The private firm which spent an entire night attempting to contain a heavy oil spill in English Bay last week has defended the length of time it took to arrive at the accident -- about 80 minutes -- as "an incredible response time."
However, Michael Lowry, a spokesman for Western Canada Marine Response Corporation (WCMRC), suggested the longer delay came after the Canadian Coast Guard alerted British Columbia's network of emergency management partners that a spill had occurred.
It took that group nearly three hours -- from 5:14 p.m. to 8:06 p.m. -- to notify WCMRC that a serious spill had occurred. WCMRC is the oil-industry owned consortium responsible for spill clean up on the West Coast.
Under B.C.'s emergency protocols, those partners are a network of agencies that include "local, shore-side authorities" such as municipal governments and First Nations as well as relevant government bodies, according to a Coast Guard news release.
The spill was spotted last Wednesday just after 5 p.m. when a boater reported a slick surrounding the bulk grain carrier Marathassa.
"There was no delay in our response," Lowry said. "The time between when we were officially activated by the Coast Guard and when our first boat arrived was one hour and 19 minutes, which is an incredible response time."
Anchored near Stanley Park
In a phone interview, Lowry said his firm's clean up crews arrived at the scene at 9:25 p.m., more than four hours after the boaters first called in the slick. The MV Marathassa's owners initially denied responsibility, but by Thursday admitted the fuel came from their bulk grain ship anchored near Stanley Park.
Lowry confirmed that the owners of the ship were paying members of the WCMRC -- meaning there would be an established process to ensure that the ship owner paid for the clean up. That's a requirement of visiting a Canadian port, Lowry said. A ship without such an arrangement must first sign an 11-page "third-party agreement" to get spill help. Luckily, last week that wasn't needed.
There has been controversy about the lag time between when the spill was spotted and when the clean up crews arrived.
But Lowry defended the consortium's response.
"I want to dispel any notion there was a delay because we didn't know who the responsible party was," Lowry said. "There was no interruption."
He explained that the company operates on a "polluter pay" model. "We recover our costs from the responsible party," Lowry added. "We're a contractor of the responsible party -- the ship owners."
WCMRC, formerly known as Burrard Clean, is owned by a consortium of oil companies including pipeline operator Kinder Morgan and several others, which Transport Canada has authorized to respond to spills on B.C.'s coast.
But the former commander of the nearby Kitsilano Coast Guard base -- shuttered two years ago – blamed the response delay on years of cutbacks and "outsourcing" of federal spill responsibilities to the private sector.
"Originally, going way back, it was all completely our responsibility," said Fred Moxey. "The government wanted to get out of it, it was costing too much money.
"They chipped away at it [and] gradually downsized and handed off responsibilities to these private companies.
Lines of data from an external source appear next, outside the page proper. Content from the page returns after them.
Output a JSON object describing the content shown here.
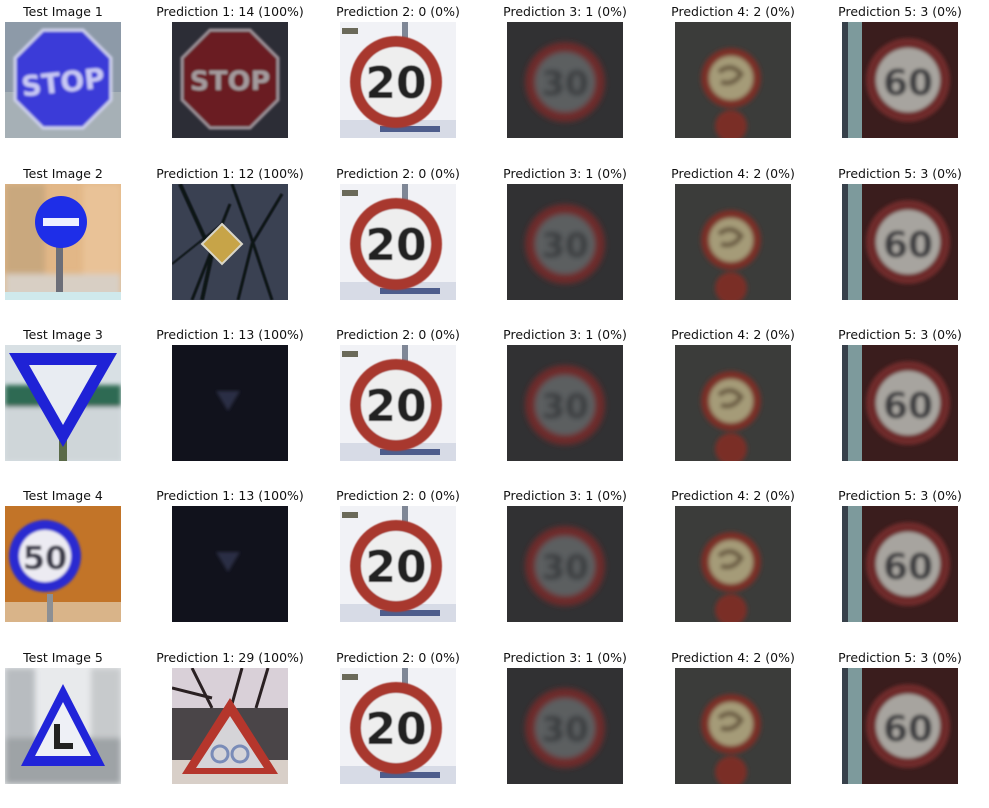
{
  "rows": [
    {
      "test_title": "Test Image 1",
      "test_icon": "stop-sign-blue-icon",
      "predictions": [
        {
          "title": "Prediction 1: 14 (100%)",
          "icon": "stop-sign-icon"
        },
        {
          "title": "Prediction 2: 0 (0%)",
          "icon": "speed-limit-20-icon"
        },
        {
          "title": "Prediction 3: 1 (0%)",
          "icon": "speed-limit-30-dark-icon"
        },
        {
          "title": "Prediction 4: 2 (0%)",
          "icon": "speed-limit-50-dark-icon"
        },
        {
          "title": "Prediction 5: 3 (0%)",
          "icon": "speed-limit-60-icon"
        }
      ]
    },
    {
      "test_title": "Test Image 2",
      "test_icon": "no-entry-sign-icon",
      "predictions": [
        {
          "title": "Prediction 1: 12 (100%)",
          "icon": "priority-road-sign-icon"
        },
        {
          "title": "Prediction 2: 0 (0%)",
          "icon": "speed-limit-20-icon"
        },
        {
          "title": "Prediction 3: 1 (0%)",
          "icon": "speed-limit-30-dark-icon"
        },
        {
          "title": "Prediction 4: 2 (0%)",
          "icon": "speed-limit-50-dark-icon"
        },
        {
          "title": "Prediction 5: 3 (0%)",
          "icon": "speed-limit-60-icon"
        }
      ]
    },
    {
      "test_title": "Test Image 3",
      "test_icon": "yield-sign-blue-icon",
      "predictions": [
        {
          "title": "Prediction 1: 13 (100%)",
          "icon": "yield-sign-dark-icon"
        },
        {
          "title": "Prediction 2: 0 (0%)",
          "icon": "speed-limit-20-icon"
        },
        {
          "title": "Prediction 3: 1 (0%)",
          "icon": "speed-limit-30-dark-icon"
        },
        {
          "title": "Prediction 4: 2 (0%)",
          "icon": "speed-limit-50-dark-icon"
        },
        {
          "title": "Prediction 5: 3 (0%)",
          "icon": "speed-limit-60-icon"
        }
      ]
    },
    {
      "test_title": "Test Image 4",
      "test_icon": "speed-limit-50-blue-icon",
      "predictions": [
        {
          "title": "Prediction 1: 13 (100%)",
          "icon": "yield-sign-dark-icon"
        },
        {
          "title": "Prediction 2: 0 (0%)",
          "icon": "speed-limit-20-icon"
        },
        {
          "title": "Prediction 3: 1 (0%)",
          "icon": "speed-limit-30-dark-icon"
        },
        {
          "title": "Prediction 4: 2 (0%)",
          "icon": "speed-limit-50-dark-icon"
        },
        {
          "title": "Prediction 5: 3 (0%)",
          "icon": "speed-limit-60-icon"
        }
      ]
    },
    {
      "test_title": "Test Image 5",
      "test_icon": "warning-triangle-blue-icon",
      "predictions": [
        {
          "title": "Prediction 1: 29 (100%)",
          "icon": "bicycle-crossing-sign-icon"
        },
        {
          "title": "Prediction 2: 0 (0%)",
          "icon": "speed-limit-20-icon"
        },
        {
          "title": "Prediction 3: 1 (0%)",
          "icon": "speed-limit-30-dark-icon"
        },
        {
          "title": "Prediction 4: 2 (0%)",
          "icon": "speed-limit-50-dark-icon"
        },
        {
          "title": "Prediction 5: 3 (0%)",
          "icon": "speed-limit-60-icon"
        }
      ]
    }
  ],
  "sign_texts": {
    "stop": "STOP",
    "speed_20": "20",
    "speed_30": "30",
    "speed_50": "50",
    "speed_60": "60"
  }
}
These private companies like Burrard Clean were very professional, but I think they've gone too far and should back up a bit and have a look at this again."
Meanwhile, fellow former Coast Guard officer Capt. Tony Toxopeus -- who worked for several decades in the agency before leaving in 2012 -- slammed assistant Coast Guard commissioner Roger Girouard's claim Thursday that "Kits base would not have made an iota of difference" to the clean up speed.
Toxopeus said the base had thousands of feet of oil-containing booms and a pollution boat. Reopening that base, and reversing cuts to Coast Guard staffing would mean federal responders ready to hit the water 24/7 from full-time, dedicated stations, not needing to be called in from afar.
Meanwhile, Lowry said WCMRC has exceptional response capability and adequate staffing, and challenged the notion that Vancouver's clean up was in any way hampered by private sector involvement.
"It's not at all outsourcing," he argued. "It's how the regime was set up in Canada."
That system emerged following a government inquiry following the 1989 Exxon Valdez spill. The inquiry called for improved oil disaster response plans, including tasking response organizations to deal with major accidents while meeting "high standards" set by Canada.
"They're not farming out this operation," Lowry said. "It's actually a way to hold industry accountable while making sure the government is regulating the whole regime."
Current Coast Guard officer Allan Hughes, who's also regional director for the union representing Coast Guard members, said the federal government should reverse its cuts to Coast Guard offices on the West Coast, including impending office closures that will consolidate operations to Victoria.
"You're cutting the very basics of the prevention aspect and the response," Hughes said. "Really, the Coast Guard's been cut so thin resource-wise, they can't find enough people to staff the vital positions now. The government's moving way faster than the Coast Guard can respond."
The Coast Guard did not respond to interview requests.